• [WHAT TO PRODUCE]:
In how many lines of the listing below does "connector" appear? Reply with the number only.

• [LISTED ENTRIES]:
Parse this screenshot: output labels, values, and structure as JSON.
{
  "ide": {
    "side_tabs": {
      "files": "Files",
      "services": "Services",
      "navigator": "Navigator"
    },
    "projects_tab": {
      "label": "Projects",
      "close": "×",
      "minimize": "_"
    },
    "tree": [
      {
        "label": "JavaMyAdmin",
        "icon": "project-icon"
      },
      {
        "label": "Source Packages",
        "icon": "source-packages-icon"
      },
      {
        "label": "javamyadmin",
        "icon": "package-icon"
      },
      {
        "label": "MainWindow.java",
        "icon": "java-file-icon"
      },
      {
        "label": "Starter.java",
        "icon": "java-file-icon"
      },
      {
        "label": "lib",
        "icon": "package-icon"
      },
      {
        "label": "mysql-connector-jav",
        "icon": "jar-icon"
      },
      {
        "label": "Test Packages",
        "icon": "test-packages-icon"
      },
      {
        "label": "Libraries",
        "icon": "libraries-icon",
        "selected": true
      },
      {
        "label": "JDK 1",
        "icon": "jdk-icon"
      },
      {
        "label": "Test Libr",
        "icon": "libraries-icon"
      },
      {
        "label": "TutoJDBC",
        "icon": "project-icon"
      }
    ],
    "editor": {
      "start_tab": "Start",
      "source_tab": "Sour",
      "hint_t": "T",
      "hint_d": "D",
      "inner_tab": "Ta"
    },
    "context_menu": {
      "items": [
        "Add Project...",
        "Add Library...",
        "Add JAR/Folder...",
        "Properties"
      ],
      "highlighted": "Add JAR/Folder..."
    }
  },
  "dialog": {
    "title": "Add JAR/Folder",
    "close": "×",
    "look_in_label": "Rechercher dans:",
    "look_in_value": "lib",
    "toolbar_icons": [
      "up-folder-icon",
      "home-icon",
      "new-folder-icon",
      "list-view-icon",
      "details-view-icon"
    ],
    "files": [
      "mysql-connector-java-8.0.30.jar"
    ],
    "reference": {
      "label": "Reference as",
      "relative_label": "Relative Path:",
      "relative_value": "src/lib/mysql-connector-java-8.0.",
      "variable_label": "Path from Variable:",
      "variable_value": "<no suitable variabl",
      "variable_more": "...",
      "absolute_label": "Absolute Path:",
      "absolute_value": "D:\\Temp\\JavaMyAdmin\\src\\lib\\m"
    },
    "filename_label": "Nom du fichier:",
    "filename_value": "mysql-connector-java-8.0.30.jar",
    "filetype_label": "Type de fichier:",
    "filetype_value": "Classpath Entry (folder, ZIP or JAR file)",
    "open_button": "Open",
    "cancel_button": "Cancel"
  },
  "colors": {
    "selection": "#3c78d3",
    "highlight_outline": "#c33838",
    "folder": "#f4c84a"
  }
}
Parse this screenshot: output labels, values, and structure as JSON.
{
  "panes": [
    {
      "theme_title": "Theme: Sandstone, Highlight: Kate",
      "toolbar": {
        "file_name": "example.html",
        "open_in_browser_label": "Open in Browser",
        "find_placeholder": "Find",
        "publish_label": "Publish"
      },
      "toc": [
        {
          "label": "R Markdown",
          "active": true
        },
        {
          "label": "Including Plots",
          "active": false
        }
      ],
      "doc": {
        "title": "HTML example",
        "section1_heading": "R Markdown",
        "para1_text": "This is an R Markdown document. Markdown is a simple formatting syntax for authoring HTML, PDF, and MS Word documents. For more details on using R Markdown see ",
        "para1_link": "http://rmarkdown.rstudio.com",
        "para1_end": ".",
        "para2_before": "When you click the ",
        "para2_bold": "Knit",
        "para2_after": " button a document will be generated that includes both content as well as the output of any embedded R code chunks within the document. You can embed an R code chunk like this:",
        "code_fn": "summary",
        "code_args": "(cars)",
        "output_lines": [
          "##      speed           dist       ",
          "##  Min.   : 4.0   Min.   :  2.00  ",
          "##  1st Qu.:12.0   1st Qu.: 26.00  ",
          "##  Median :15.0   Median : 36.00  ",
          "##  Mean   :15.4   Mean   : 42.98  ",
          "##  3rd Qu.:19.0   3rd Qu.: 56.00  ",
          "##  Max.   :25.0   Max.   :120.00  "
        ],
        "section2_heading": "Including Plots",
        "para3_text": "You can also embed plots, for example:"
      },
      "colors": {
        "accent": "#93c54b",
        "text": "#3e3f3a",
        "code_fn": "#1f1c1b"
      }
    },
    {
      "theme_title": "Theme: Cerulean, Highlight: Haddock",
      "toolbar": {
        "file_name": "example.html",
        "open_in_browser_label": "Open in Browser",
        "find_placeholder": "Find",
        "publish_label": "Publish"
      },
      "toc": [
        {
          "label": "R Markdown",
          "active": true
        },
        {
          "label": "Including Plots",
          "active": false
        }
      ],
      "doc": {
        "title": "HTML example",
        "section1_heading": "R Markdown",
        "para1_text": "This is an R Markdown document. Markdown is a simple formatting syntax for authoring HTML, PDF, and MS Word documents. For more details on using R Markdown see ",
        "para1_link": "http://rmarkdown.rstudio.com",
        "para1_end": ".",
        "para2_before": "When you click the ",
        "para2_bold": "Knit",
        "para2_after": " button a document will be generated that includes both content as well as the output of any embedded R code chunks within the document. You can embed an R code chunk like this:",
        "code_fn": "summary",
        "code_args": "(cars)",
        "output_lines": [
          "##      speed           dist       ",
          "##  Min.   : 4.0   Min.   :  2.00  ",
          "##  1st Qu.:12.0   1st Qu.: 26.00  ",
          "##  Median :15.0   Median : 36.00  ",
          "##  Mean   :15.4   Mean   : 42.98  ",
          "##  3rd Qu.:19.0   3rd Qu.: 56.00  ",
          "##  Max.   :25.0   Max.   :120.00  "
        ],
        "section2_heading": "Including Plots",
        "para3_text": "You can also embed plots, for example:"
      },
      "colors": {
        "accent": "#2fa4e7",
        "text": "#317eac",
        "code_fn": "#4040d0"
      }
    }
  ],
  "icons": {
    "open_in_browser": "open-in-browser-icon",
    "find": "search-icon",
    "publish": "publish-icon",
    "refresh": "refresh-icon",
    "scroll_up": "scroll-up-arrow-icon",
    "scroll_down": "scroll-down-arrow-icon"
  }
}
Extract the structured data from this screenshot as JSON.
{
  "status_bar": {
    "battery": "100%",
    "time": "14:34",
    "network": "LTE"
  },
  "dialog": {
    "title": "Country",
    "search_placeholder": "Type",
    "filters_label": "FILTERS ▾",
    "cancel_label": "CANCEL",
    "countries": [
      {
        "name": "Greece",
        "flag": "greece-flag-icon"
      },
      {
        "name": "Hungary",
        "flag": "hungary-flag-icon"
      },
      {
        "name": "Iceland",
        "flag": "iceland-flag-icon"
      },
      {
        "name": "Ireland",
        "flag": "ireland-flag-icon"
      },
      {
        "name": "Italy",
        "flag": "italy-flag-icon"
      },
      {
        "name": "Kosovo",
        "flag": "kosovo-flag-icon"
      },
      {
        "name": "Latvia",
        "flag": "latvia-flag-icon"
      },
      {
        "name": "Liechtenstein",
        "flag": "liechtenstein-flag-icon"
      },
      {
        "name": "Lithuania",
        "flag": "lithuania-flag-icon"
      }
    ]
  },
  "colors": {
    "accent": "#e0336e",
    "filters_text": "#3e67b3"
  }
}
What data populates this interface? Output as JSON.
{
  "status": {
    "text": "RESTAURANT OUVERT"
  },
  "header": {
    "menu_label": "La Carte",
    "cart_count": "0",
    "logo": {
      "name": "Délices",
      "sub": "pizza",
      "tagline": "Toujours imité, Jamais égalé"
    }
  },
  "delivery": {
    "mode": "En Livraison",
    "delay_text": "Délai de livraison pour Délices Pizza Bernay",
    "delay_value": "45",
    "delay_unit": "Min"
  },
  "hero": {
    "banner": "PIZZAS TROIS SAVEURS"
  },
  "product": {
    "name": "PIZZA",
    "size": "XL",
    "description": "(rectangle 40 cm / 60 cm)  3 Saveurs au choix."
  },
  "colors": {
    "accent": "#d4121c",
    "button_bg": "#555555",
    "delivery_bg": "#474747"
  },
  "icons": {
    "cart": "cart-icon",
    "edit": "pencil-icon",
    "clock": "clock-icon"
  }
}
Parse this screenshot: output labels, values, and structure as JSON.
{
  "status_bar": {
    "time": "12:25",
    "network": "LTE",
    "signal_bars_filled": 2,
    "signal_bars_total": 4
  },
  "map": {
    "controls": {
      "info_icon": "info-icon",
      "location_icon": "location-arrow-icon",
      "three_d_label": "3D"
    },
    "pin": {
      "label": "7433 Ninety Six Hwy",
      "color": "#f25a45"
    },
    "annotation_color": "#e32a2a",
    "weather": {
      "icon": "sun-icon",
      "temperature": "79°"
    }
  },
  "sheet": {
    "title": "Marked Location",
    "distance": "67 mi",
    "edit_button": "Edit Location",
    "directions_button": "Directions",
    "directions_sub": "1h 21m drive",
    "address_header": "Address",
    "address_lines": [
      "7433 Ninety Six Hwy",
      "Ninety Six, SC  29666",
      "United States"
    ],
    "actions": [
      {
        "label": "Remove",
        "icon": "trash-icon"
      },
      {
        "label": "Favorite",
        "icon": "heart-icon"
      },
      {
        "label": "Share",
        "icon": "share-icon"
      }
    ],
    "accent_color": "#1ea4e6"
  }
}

• [RESULT BELOW]:
4